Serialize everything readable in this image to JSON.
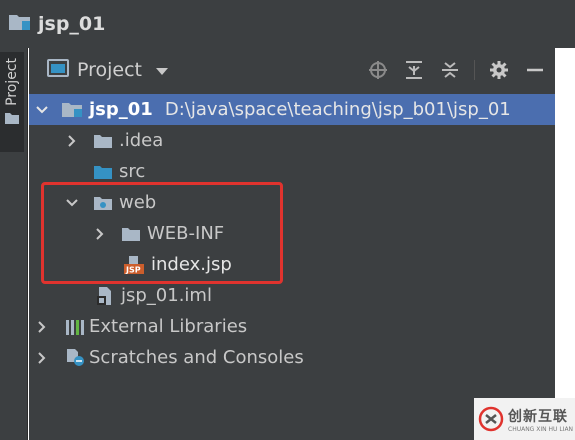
{
  "window": {
    "title": "jsp_01"
  },
  "side_tab": {
    "label": "Project"
  },
  "toolbar": {
    "view_label": "Project",
    "tools": [
      "locate-icon",
      "collapse-all-icon",
      "expand-all-icon",
      "settings-gear-icon",
      "hide-icon"
    ]
  },
  "tree": {
    "root": {
      "name": "jsp_01",
      "path": "D:\\java\\space\\teaching\\jsp_b01\\jsp_01"
    },
    "idea": "idea",
    "idea_dot": ".",
    "src": "src",
    "web": "web",
    "web_inf": "WEB-INF",
    "index_jsp": "index.jsp",
    "iml": "jsp_01.iml",
    "external_libraries": "External Libraries",
    "scratches": "Scratches and Consoles"
  },
  "watermark": {
    "text": "创新互联",
    "subtext": "CHUANG XIN HU LIAN",
    "color": "#e0332e"
  },
  "colors": {
    "selection": "#4b6eaf",
    "highlight_box": "#e0332e",
    "panel_bg": "#3c3f41"
  }
}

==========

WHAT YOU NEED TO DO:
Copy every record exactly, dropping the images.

ANSWER TO THE EXERCISE:
Serialize everything readable in this image to JSON.
{
  "window": {
    "title": "jsp_01"
  },
  "side_tab": {
    "label": "Project"
  },
  "toolbar": {
    "view_label": "Project",
    "tools": [
      "locate-icon",
      "collapse-all-icon",
      "expand-all-icon",
      "settings-gear-icon",
      "hide-icon"
    ]
  },
  "tree": {
    "root": {
      "name": "jsp_01",
      "path": "D:\\java\\space\\teaching\\jsp_b01\\jsp_01"
    },
    "idea": "idea",
    "idea_dot": ".",
    "src": "src",
    "web": "web",
    "web_inf": "WEB-INF",
    "index_jsp": "index.jsp",
    "iml": "jsp_01.iml",
    "external_libraries": "External Libraries",
    "scratches": "Scratches and Consoles"
  },
  "watermark": {
    "text": "创新互联",
    "subtext": "CHUANG XIN HU LIAN",
    "color": "#e0332e"
  },
  "colors": {
    "selection": "#4b6eaf",
    "highlight_box": "#e0332e",
    "panel_bg": "#3c3f41"
  }
}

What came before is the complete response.